Up until this point doctors have been using the generic diagnosis of Epidermal Nevus Syndrome, however after seeing him today they confirmed (to the best of their knowledge) what I diagnosed him with months ago, Linear Nevus Sebaceous Syndrome (aka Schimmelpenning Syndrome). See my link for more detailed information about the syndrome. Zacchaio had blood drawn today and will have a tissue biopsy in the near future to test and isolate the genetic mutation that caused his syndrome. Only those results can truly confirm his diagnosis. Today's genetic test costs $4,400 and I'm keeping my fingers crossed that insurance is as generous today as they have been in the past!
In regards to Zacchaio's diagnosis, I'm conflicted with my feelings. On one hand I'm relieved because there were far worse syndromes under the Epidermal Nevus Syndrome umbrella that he could have potentially had. At the same time, I've exhausted my research on his condition and know the many ways it can manifest in the future... and it's scary. So I take a few deep breaths and remind myself to continue taking it a day at a time.
Although they were unofficial measurements, the genetics doctor measured the lengths of Zacchaio's limbs, among other things, and they have in fact grown longer than their left-sided counterparts. That's what I was afraid of. His hemihypertrophy is in full swing.
His right leg is 1cm longer than his left. His right arm is 0.5cm longer than his left. His right hand and right foot are also marginally bigger than the left hand and foot. I can't quite recall those measurements.
We cannot, nor can the geneticist, qualify the measurements or speak to which direction his care is now headed. We at least got an orthopedist consult so we'll know more at a later time.
Overall, our geneticists will serve as a kind of orchestrator throughout Zacchaio's journey. They'll collaborate with all the other specialties and recommend further radiological testing to continue to monitor the growth of his organs and any newly developing malformations.
|Zacchaio's over-growing right hand, needle-stuck left arm, |
and his incredibly sweet disposition during his appointments.
In other news, I forgot to write about us going to see a homeopathic doctor last week.
I always thought of homeopathy as a bunch of hocus-pocus. That is, until I saw a homeopath in June of last year as a last-ditch effort to aid in my morning sickness and neurotic behavior (sorry, babe) while pregnant. I went in with a hopeless attitude to say the least, and couldn't wait for my grand moment to announce an operatic, "I told you so!" to my husband. The thing is, my moment to bask in my own right-ness never came.
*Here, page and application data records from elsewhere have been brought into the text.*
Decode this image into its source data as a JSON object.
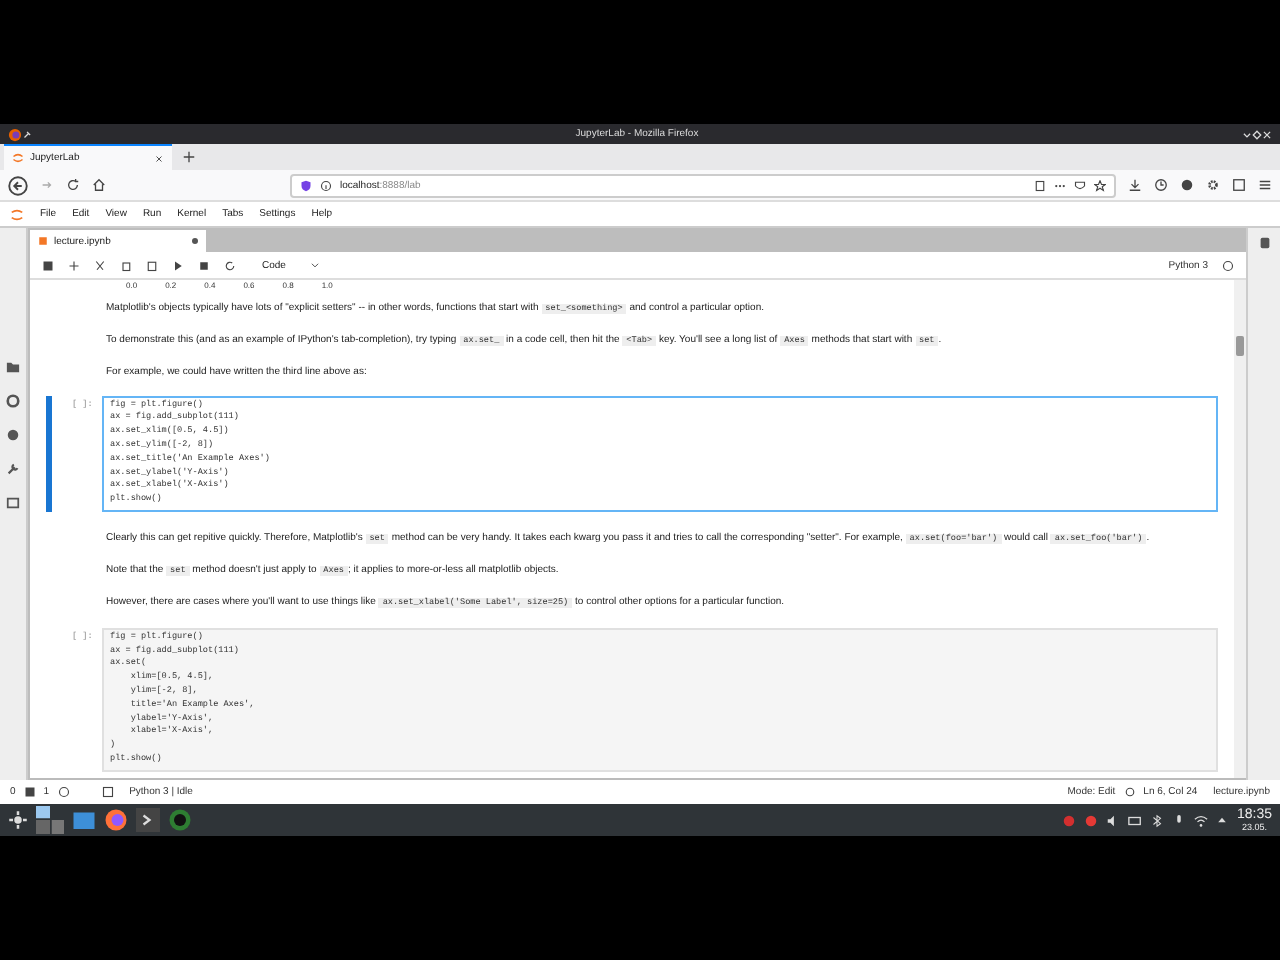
{
  "window": {
    "title": "JupyterLab - Mozilla Firefox"
  },
  "browser_tabs": [
    {
      "label": "JupyterLab",
      "selected": true
    }
  ],
  "address_bar": {
    "host": "localhost",
    "rest": ":8888/lab"
  },
  "menu": [
    "File",
    "Edit",
    "View",
    "Run",
    "Kernel",
    "Tabs",
    "Settings",
    "Help"
  ],
  "notebook_tabs": [
    {
      "label": "lecture.ipynb",
      "selected": true,
      "modified": true
    }
  ],
  "toolbar": {
    "cell_type": "Code",
    "kernel": "Python 3"
  },
  "axis_ticks": [
    "0.0",
    "0.2",
    "0.4",
    "0.6",
    "0.8",
    "1.0"
  ],
  "cells": [
    {
      "kind": "markdown",
      "paragraphs": [
        [
          {
            "kind": "text",
            "text": "Matplotlib's objects typically have lots of \"explicit setters\" -- in other words, functions that start with "
          },
          {
            "kind": "code",
            "text": "set_<something>"
          },
          {
            "kind": "text",
            "text": " and control a particular option."
          }
        ],
        [
          {
            "kind": "text",
            "text": "To demonstrate this (and as an example of IPython's tab-completion), try typing "
          },
          {
            "kind": "code",
            "text": "ax.set_"
          },
          {
            "kind": "text",
            "text": " in a code cell, then hit the "
          },
          {
            "kind": "code",
            "text": "<Tab>"
          },
          {
            "kind": "text",
            "text": " key. You'll see a long list of "
          },
          {
            "kind": "code",
            "text": "Axes"
          },
          {
            "kind": "text",
            "text": " methods that start with "
          },
          {
            "kind": "code",
            "text": "set"
          },
          {
            "kind": "text",
            "text": "."
          }
        ],
        [
          {
            "kind": "text",
            "text": "For example, we could have written the third line above as:"
          }
        ]
      ]
    },
    {
      "kind": "code",
      "prompt": "[ ]:",
      "active": true,
      "lines": [
        "fig = plt.figure()",
        "ax = fig.add_subplot(111)",
        "ax.set_xlim([0.5, 4.5])",
        "ax.set_ylim([-2, 8])",
        "ax.set_title('An Example Axes')",
        "ax.set_ylabel('Y-Axis')",
        "ax.set_xlabel('X-Axis')",
        "plt.show()"
      ]
    },
    {
      "kind": "markdown",
      "paragraphs": [
        [
          {
            "kind": "text",
            "text": "Clearly this can get repitive quickly. Therefore, Matplotlib's "
          },
          {
            "kind": "code",
            "text": "set"
          },
          {
            "kind": "text",
            "text": " method can be very handy. It takes each kwarg you pass it and tries to call the corresponding \"setter\". For example, "
          },
          {
            "kind": "code",
            "text": "ax.set(foo='bar')"
          },
          {
            "kind": "text",
            "text": " would call "
          },
          {
            "kind": "code",
            "text": "ax.set_foo('bar')"
          },
          {
            "kind": "text",
            "text": "."
          }
        ],
        [
          {
            "kind": "text",
            "text": "Note that the "
          },
          {
            "kind": "code",
            "text": "set"
          },
          {
            "kind": "text",
            "text": " method doesn't just apply to "
          },
          {
            "kind": "code",
            "text": "Axes"
          },
          {
            "kind": "text",
            "text": "; it applies to more-or-less all matplotlib objects."
          }
        ],
        [
          {
            "kind": "text",
            "text": "However, there are cases where you'll want to use things like "
          },
          {
            "kind": "code",
            "text": "ax.set_xlabel('Some Label', size=25)"
          },
          {
            "kind": "text",
            "text": " to control other options for a particular function."
          }
        ]
      ]
    },
    {
      "kind": "code",
      "prompt": "[ ]:",
      "active": false,
      "lines": [
        "fig = plt.figure()",
        "ax = fig.add_subplot(111)",
        "ax.set(",
        "    xlim=[0.5, 4.5],",
        "    ylim=[-2, 8],",
        "    title='An Example Axes',",
        "    ylabel='Y-Axis',",
        "    xlabel='X-Axis',",
        ")",
        "plt.show()"
      ]
    }
  ],
  "status_bar": {
    "counts": [
      "0",
      "1"
    ],
    "kernel": "Python 3 | Idle",
    "mode": "Mode: Edit",
    "position": "Ln 6, Col 24",
    "file": "lecture.ipynb"
  },
  "taskbar": {
    "time": "18:35",
    "date": "23.05."
  }
}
Though unable to be proven by modern science, the hocus-pocus "10 times smacked vial, 7 drops dropped, and 15-second stirred" remedy fixed me. What?!
Considering my son has only one of the most rare genetic neuro-cutaneous disorders known to man, I figured a little hocus-pocus on him couldn't hurt; so we took him in.
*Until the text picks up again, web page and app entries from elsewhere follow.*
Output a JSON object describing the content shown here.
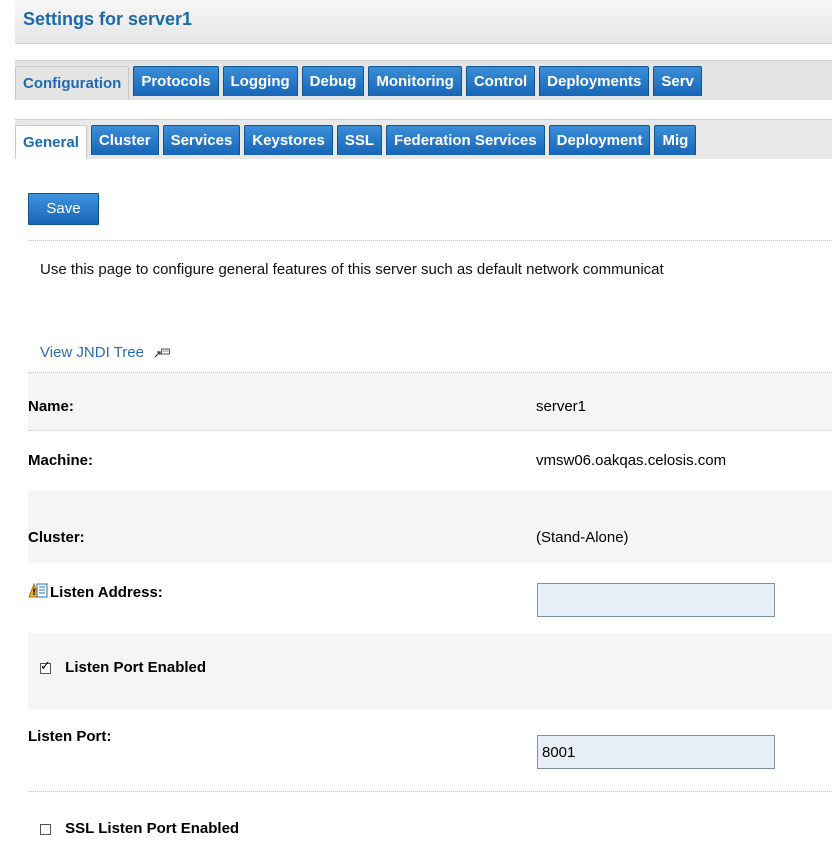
{
  "page_title": "Settings for server1",
  "primary_tabs": [
    {
      "label": "Configuration",
      "active": true
    },
    {
      "label": "Protocols",
      "active": false
    },
    {
      "label": "Logging",
      "active": false
    },
    {
      "label": "Debug",
      "active": false
    },
    {
      "label": "Monitoring",
      "active": false
    },
    {
      "label": "Control",
      "active": false
    },
    {
      "label": "Deployments",
      "active": false
    },
    {
      "label": "Serv",
      "active": false
    }
  ],
  "secondary_tabs": [
    {
      "label": "General",
      "active": true
    },
    {
      "label": "Cluster",
      "active": false
    },
    {
      "label": "Services",
      "active": false
    },
    {
      "label": "Keystores",
      "active": false
    },
    {
      "label": "SSL",
      "active": false
    },
    {
      "label": "Federation Services",
      "active": false
    },
    {
      "label": "Deployment",
      "active": false
    },
    {
      "label": "Mig",
      "active": false
    }
  ],
  "toolbar": {
    "save_label": "Save"
  },
  "description": "Use this page to configure general features of this server such as default network communicat",
  "jndi_link": "View JNDI Tree",
  "fields": {
    "name": {
      "label": "Name:",
      "value": "server1"
    },
    "machine": {
      "label": "Machine:",
      "value": "vmsw06.oakqas.celosis.com"
    },
    "cluster": {
      "label": "Cluster:",
      "value": "(Stand-Alone)"
    },
    "listen_address": {
      "label": "Listen Address:",
      "value": ""
    },
    "listen_port_enabled": {
      "label": "Listen Port Enabled",
      "checked": true
    },
    "listen_port": {
      "label": "Listen Port:",
      "value": "8001"
    },
    "ssl_listen_port_enabled": {
      "label": "SSL Listen Port Enabled",
      "checked": false
    }
  },
  "colors": {
    "accent": "#1766b7",
    "title": "#1a6aa8",
    "link": "#2a6cb6",
    "input_bg": "#e6eef8"
  },
  "icons": {
    "external_link": "external-link-icon",
    "warning_help": "warning-help-icon"
  }
}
We're currently day 6 into his initial 20-day remedy loading period, and although we haven't witnessed a miracle (I never expected one) I do think we're seeing some progress! Seriously? Zacchaio's right leg overgrowth (thickness) doesn't seem to be as stark of a contrast to his left leg as I last remember. The homeopathic doctor (who is a homeopath and an MD) says we should give the remedy three months to do what its capable of, and if after giving it adequate time we see no difference, we can try a different remedy. The bottom line is if someone told me that rubbing maple syrup on my son three times a day would help his condition even in the slightest, I would do it... while eating french toast. :)
God continues to guide us daily in our care of Zacchaio, and though it's not my strong suit, I am finally being a good listener. (God, please remember to add a gold star to my reward chart!)